Journeyman Nelson Figueroa will open the season as the Astros’ fifth starter after competing for the job with 20-year-old top prospect Jordan Lyles, who was sent to the minors today.
Lyles was impressive this spring and has a ton of long-term upside, but realistically the Astros are better off letting Figueroa keep the rotation spot warm for a while so he can get a little more seasoning in the minors and delay the start of his service time clock.
Lyles was fantastic at Double-A as a 19-year-old last season, posting a 3.12 ERA and 115/35 K/BB ratio in 127 innings, but struggled a bit following a late-season promotion to Triple-A and started a total of just six games there. There’s no need to rush a 20-year-old into the rotation for a non-contender and Figueroa is capable of holding his own with a 4.65 ERA in 60 career starts.

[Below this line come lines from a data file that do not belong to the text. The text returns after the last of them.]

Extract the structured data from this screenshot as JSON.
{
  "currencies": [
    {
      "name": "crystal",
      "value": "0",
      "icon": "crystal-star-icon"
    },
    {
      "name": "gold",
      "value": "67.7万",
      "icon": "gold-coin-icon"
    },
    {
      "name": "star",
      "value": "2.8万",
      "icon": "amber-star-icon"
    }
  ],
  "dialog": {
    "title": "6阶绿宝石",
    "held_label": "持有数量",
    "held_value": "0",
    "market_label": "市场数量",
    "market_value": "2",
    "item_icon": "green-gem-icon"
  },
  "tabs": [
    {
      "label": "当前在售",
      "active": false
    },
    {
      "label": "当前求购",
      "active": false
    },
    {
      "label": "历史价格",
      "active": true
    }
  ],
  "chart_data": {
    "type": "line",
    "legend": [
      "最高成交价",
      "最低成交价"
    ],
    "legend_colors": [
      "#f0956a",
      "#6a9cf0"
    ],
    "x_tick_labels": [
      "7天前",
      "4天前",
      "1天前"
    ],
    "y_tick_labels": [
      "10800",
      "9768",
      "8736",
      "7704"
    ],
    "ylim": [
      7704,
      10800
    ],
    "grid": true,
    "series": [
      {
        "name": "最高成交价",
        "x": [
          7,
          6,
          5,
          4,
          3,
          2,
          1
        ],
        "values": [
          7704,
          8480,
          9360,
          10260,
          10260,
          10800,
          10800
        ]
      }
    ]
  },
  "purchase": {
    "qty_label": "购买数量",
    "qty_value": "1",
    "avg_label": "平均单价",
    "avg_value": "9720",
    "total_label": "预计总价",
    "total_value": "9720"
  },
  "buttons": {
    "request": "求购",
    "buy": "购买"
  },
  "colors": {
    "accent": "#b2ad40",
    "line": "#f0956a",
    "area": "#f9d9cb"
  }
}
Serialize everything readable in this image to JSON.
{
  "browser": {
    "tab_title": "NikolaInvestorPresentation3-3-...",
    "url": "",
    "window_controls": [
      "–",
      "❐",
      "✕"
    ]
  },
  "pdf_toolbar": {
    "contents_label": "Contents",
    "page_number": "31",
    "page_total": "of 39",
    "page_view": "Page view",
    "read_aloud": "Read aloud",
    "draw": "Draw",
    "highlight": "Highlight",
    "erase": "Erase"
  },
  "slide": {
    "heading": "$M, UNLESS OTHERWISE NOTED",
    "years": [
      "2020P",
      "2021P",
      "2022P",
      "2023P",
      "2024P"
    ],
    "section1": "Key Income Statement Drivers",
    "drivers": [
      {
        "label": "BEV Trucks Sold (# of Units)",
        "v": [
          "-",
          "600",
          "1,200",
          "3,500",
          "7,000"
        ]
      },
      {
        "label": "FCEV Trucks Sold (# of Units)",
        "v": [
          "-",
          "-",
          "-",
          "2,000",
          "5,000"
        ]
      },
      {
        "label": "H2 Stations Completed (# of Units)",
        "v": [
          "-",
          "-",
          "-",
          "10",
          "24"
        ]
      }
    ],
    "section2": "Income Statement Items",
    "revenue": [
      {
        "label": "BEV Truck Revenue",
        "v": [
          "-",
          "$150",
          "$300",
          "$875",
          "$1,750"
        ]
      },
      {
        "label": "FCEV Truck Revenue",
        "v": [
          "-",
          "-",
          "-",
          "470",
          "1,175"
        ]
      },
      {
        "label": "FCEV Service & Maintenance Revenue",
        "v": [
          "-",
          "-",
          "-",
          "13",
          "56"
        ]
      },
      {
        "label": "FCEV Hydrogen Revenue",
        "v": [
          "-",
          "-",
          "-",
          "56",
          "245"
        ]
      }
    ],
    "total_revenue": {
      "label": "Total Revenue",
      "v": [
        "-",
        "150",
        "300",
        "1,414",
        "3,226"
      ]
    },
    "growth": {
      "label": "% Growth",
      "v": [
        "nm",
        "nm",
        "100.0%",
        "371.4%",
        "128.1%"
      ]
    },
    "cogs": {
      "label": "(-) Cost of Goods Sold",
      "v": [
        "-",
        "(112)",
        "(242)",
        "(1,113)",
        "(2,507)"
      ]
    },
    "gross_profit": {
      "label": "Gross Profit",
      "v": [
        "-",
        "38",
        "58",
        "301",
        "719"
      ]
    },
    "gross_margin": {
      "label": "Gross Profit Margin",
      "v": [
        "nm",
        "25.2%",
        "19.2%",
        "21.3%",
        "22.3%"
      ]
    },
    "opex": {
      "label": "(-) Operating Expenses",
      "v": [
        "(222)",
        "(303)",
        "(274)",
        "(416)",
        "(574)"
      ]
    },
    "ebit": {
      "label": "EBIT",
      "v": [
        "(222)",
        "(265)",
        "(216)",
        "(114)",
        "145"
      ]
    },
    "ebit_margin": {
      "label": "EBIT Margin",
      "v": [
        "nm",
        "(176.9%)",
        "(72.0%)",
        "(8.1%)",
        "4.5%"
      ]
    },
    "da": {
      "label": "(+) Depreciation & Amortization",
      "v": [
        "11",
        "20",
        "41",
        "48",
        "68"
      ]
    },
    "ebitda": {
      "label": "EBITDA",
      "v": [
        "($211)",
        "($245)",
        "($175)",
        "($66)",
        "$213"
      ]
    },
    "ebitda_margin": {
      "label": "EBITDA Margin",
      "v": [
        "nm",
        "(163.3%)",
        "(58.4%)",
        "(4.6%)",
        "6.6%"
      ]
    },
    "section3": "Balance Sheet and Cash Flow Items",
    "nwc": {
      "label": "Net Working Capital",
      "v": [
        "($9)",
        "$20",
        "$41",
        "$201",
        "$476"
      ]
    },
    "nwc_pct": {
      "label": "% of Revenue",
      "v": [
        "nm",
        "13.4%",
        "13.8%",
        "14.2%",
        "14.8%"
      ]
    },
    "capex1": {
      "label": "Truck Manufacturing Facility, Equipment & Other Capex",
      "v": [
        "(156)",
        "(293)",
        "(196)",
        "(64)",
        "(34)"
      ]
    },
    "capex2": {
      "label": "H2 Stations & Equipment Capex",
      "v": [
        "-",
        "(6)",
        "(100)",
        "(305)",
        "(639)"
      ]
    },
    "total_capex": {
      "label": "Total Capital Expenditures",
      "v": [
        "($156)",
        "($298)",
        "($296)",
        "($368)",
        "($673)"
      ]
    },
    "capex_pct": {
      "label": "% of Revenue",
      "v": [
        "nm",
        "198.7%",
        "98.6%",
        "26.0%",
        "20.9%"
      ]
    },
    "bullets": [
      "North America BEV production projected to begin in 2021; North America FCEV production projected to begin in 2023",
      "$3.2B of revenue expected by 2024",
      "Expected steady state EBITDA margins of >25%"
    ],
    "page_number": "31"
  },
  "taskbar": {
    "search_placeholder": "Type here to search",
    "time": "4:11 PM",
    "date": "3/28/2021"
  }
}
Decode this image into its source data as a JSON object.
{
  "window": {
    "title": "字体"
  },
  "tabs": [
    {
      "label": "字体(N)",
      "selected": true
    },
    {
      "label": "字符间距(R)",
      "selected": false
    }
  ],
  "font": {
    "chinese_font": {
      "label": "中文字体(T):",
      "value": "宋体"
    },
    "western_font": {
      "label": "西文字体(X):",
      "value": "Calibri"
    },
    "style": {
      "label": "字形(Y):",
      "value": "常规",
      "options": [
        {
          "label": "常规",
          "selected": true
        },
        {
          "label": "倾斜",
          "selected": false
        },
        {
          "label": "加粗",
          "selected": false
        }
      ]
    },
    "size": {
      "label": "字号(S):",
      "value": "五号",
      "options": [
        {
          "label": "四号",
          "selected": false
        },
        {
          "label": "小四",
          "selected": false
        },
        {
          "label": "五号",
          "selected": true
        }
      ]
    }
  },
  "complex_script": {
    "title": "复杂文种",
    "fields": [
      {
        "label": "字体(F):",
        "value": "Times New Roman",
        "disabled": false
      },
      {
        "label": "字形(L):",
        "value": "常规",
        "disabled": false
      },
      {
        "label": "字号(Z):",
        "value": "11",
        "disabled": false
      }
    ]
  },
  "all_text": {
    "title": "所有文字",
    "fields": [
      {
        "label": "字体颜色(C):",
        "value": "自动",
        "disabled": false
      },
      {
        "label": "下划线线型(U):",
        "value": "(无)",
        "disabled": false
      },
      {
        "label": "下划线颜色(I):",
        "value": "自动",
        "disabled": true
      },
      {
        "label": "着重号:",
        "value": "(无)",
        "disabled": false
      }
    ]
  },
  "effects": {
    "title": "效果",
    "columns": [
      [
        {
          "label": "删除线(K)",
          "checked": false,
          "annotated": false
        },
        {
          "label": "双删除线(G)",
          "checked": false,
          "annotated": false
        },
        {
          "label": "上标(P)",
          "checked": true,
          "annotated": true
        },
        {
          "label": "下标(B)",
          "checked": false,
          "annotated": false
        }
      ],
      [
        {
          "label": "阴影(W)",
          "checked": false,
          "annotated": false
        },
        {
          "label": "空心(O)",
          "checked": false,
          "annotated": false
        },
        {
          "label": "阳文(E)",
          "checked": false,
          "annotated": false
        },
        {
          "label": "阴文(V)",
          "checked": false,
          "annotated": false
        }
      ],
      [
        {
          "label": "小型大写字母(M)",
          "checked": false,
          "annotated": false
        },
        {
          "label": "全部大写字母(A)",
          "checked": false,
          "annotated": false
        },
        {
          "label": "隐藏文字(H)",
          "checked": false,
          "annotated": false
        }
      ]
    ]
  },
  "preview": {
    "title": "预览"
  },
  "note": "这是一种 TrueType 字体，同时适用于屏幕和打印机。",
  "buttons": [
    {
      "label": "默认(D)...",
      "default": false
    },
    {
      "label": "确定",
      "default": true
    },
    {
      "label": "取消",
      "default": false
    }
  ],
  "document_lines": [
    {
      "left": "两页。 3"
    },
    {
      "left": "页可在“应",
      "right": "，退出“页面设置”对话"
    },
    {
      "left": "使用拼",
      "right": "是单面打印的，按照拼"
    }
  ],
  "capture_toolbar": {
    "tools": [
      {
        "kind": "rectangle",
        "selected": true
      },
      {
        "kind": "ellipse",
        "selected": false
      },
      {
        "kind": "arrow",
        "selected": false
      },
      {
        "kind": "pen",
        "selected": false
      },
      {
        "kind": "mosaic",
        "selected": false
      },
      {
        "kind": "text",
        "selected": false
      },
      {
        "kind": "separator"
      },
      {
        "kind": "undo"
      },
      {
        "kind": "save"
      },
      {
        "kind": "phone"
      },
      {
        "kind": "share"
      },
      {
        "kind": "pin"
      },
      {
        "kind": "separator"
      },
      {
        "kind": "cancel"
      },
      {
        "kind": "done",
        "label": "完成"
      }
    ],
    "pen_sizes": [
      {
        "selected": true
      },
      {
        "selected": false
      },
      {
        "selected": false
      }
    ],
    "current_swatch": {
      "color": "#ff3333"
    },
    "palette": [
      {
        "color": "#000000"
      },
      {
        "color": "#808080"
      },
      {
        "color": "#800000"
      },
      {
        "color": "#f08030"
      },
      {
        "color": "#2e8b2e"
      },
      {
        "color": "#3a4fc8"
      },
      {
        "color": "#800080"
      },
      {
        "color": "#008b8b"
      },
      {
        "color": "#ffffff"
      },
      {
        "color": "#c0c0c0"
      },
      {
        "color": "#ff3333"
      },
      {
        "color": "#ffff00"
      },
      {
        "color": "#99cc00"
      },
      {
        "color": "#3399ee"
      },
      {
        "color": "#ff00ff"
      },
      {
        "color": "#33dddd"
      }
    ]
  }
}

Brett Myers will start for the Astros on Opening Day, followed by Wandy Rodriguez, J.A. Happ, Bud Norris, and Figueroa.
All spring training there was at least some mild confusion about Nationals first baseman Ryan Zimmerman. He played in almost no regular big league spring training games, instead, staying on the back fields, playing in simulated and minor league contests. When that usually happens, it’s because a player is rehabbing or even hiding an injury, but the Nats insisted that was not the case with Zimmerman. Not everyone believed it. I, for one, was skeptical.
The skepticism was unwarranted, as Zimmerman answered the bell for Opening Day and has played all season. As Jared Diamond of the Wall Street Journal writes today, it was all by design. He skipped spring training because he doesn’t like it and because he thinks it’ll help him avoid late-season injuries and slowdowns, the likes of which he has suffered over the years.
It’s hard to really judge this now, of course. On the one hand Zimmerman has started really slow this season. What’s more, he has started to show signs of warming up only in the past week, after getting almost as many big league, full-speed plate appearances under his belt as a normal spring training would’ve given him. On the other hand, April is his worst month across his entire 14-year career, so one slow April doesn’t really prove anything and, again, Zimmerman and the Nats will consider this a success if he’s healthy and productive in August and September.
It is sort of a missed opportunity, though. Players hate spring training. They really do. if Zimmerman had made a big deal out of skipping it and came out raking this month, I bet a lot more teams would be amenable to letting a veteran or three take it much more easy next spring. Good ideas can be good ideas even if they don’t produce immediately obvious results, but baseball tends to encourage a copycat culture only when someone can point to a stat line or to standings as justification.
Way to ruin it for everyone, Ryan. 😉